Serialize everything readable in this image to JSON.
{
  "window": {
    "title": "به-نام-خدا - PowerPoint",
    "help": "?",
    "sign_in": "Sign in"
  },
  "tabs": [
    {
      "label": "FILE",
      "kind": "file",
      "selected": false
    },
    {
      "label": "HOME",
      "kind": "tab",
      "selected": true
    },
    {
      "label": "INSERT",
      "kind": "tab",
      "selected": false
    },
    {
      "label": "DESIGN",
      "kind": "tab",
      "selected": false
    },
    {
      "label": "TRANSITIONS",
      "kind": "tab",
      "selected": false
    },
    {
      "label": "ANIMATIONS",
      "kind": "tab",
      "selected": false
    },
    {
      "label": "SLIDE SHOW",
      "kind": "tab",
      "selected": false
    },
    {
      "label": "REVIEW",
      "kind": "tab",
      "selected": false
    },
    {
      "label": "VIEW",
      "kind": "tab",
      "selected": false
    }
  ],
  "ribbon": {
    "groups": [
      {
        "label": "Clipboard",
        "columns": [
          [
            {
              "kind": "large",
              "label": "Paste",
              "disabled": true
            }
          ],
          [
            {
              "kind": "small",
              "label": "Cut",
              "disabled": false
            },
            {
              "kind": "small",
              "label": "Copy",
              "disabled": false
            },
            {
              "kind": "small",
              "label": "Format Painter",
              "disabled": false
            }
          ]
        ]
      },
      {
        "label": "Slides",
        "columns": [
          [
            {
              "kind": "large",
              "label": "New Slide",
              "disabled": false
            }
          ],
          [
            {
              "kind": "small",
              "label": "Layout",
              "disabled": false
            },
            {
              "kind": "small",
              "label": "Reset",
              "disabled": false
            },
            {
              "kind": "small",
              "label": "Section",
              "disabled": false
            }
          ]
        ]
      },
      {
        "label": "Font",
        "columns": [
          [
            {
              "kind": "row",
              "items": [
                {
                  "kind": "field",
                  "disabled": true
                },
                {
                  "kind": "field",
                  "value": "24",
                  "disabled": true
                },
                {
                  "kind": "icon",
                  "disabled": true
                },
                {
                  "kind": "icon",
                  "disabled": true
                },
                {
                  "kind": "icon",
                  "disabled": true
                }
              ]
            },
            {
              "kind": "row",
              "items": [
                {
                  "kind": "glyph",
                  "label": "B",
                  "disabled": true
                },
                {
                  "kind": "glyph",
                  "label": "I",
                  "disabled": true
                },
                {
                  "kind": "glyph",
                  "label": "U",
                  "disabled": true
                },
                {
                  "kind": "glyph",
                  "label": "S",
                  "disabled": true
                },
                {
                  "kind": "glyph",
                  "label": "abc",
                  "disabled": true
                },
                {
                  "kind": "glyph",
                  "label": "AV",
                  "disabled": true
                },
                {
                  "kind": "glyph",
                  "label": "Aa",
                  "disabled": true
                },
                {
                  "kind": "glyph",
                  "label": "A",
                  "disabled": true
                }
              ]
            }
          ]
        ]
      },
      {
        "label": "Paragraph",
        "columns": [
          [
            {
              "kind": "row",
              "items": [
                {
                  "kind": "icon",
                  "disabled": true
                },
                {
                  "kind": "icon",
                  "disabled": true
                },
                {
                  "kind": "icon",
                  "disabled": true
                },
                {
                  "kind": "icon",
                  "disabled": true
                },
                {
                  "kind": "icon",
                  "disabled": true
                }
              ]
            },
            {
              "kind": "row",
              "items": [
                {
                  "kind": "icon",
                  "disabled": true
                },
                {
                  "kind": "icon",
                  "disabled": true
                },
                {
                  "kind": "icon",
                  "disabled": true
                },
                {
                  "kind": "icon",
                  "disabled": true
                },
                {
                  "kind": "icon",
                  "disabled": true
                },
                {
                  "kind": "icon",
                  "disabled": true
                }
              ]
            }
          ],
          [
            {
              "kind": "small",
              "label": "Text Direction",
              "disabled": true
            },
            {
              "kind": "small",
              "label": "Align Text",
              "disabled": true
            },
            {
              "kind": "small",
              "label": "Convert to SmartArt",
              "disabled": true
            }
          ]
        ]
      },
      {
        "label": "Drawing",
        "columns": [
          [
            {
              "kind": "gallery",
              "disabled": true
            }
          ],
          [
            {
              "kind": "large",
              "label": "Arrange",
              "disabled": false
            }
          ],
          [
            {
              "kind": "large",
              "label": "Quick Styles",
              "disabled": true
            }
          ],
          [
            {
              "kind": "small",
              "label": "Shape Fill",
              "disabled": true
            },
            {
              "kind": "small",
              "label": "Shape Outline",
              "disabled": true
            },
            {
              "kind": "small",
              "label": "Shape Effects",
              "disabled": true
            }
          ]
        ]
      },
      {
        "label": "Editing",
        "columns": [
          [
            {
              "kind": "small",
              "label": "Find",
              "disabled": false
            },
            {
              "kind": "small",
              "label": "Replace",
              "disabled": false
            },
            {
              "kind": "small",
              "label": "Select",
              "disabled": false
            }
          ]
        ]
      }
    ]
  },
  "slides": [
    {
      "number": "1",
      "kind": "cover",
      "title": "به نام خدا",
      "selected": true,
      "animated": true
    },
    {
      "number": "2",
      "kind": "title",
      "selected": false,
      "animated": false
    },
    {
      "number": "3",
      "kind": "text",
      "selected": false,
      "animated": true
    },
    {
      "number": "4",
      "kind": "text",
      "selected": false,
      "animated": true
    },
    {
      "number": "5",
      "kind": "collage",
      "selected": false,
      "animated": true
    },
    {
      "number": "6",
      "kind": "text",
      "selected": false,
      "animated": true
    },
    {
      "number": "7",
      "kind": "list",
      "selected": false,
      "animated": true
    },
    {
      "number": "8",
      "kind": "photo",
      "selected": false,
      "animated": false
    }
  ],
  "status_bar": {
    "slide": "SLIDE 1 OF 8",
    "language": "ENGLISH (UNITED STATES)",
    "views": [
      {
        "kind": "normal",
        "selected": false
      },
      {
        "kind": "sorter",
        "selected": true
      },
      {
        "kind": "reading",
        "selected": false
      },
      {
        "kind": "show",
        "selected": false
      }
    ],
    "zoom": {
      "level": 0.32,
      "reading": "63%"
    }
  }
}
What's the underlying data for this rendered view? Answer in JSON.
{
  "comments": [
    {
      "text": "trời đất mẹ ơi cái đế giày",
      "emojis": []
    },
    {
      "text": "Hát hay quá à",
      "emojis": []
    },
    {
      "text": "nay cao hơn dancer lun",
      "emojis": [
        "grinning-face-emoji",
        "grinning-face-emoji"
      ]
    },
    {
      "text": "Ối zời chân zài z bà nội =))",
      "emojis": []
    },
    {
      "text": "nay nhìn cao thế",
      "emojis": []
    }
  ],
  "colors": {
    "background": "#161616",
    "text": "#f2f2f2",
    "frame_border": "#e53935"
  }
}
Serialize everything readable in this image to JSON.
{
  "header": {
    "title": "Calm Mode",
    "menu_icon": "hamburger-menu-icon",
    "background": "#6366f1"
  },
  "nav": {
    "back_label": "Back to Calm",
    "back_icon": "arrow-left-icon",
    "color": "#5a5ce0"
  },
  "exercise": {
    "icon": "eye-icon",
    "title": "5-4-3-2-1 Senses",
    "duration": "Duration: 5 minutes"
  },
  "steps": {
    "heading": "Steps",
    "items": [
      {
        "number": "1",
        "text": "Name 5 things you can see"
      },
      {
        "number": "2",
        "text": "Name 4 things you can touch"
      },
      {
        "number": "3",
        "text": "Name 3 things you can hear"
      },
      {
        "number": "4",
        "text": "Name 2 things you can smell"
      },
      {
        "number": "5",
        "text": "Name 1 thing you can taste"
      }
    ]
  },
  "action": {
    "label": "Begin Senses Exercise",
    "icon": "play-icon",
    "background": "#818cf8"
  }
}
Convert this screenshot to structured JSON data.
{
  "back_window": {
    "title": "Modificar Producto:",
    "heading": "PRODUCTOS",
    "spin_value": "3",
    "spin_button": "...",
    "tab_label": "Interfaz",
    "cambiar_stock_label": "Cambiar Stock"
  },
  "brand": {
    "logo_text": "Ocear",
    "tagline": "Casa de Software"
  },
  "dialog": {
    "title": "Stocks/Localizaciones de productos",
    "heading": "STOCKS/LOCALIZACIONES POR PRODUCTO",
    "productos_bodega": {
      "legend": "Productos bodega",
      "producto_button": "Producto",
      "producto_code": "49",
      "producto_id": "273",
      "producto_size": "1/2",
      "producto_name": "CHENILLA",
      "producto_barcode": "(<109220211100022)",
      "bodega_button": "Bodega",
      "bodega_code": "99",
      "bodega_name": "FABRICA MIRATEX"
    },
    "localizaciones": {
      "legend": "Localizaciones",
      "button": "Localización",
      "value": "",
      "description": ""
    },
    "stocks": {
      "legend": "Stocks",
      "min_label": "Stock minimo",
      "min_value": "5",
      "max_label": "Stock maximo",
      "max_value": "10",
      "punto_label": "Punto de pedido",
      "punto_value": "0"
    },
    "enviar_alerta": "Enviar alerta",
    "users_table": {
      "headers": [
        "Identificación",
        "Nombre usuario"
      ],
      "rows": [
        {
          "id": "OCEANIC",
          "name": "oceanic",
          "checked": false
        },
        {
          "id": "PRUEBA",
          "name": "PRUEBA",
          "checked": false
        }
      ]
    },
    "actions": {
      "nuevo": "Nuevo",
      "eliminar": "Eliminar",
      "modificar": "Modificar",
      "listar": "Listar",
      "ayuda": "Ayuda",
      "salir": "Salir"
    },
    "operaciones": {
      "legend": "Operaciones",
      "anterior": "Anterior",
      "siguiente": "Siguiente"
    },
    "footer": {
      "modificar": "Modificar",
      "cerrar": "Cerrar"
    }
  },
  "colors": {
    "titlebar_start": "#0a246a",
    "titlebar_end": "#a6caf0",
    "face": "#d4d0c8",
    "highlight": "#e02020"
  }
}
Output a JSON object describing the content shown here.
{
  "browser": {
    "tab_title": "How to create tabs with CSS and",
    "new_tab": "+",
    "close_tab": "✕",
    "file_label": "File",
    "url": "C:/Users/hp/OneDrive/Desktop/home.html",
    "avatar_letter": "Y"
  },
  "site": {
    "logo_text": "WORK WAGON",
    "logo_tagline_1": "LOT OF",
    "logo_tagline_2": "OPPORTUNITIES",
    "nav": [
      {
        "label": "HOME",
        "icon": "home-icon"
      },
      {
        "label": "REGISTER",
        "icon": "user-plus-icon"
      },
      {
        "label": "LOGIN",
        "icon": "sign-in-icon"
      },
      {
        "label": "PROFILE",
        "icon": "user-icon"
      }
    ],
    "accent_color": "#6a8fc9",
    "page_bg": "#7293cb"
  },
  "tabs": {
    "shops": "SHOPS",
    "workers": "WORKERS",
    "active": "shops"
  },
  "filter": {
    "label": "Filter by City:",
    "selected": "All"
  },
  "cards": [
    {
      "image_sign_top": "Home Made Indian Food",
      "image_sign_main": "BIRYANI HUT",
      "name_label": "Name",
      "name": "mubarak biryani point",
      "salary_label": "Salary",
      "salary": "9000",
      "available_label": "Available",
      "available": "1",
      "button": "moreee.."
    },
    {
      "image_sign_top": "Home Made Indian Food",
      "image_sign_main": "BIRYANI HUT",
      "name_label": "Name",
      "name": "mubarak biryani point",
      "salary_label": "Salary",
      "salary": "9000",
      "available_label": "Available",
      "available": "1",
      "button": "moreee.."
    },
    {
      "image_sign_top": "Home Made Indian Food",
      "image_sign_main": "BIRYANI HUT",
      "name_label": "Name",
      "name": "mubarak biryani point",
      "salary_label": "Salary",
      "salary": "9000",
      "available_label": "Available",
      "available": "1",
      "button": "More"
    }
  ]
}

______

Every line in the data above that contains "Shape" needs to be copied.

              "label": "Shape Fill",
              "label": "Shape Outline",
              "label": "Shape Effects",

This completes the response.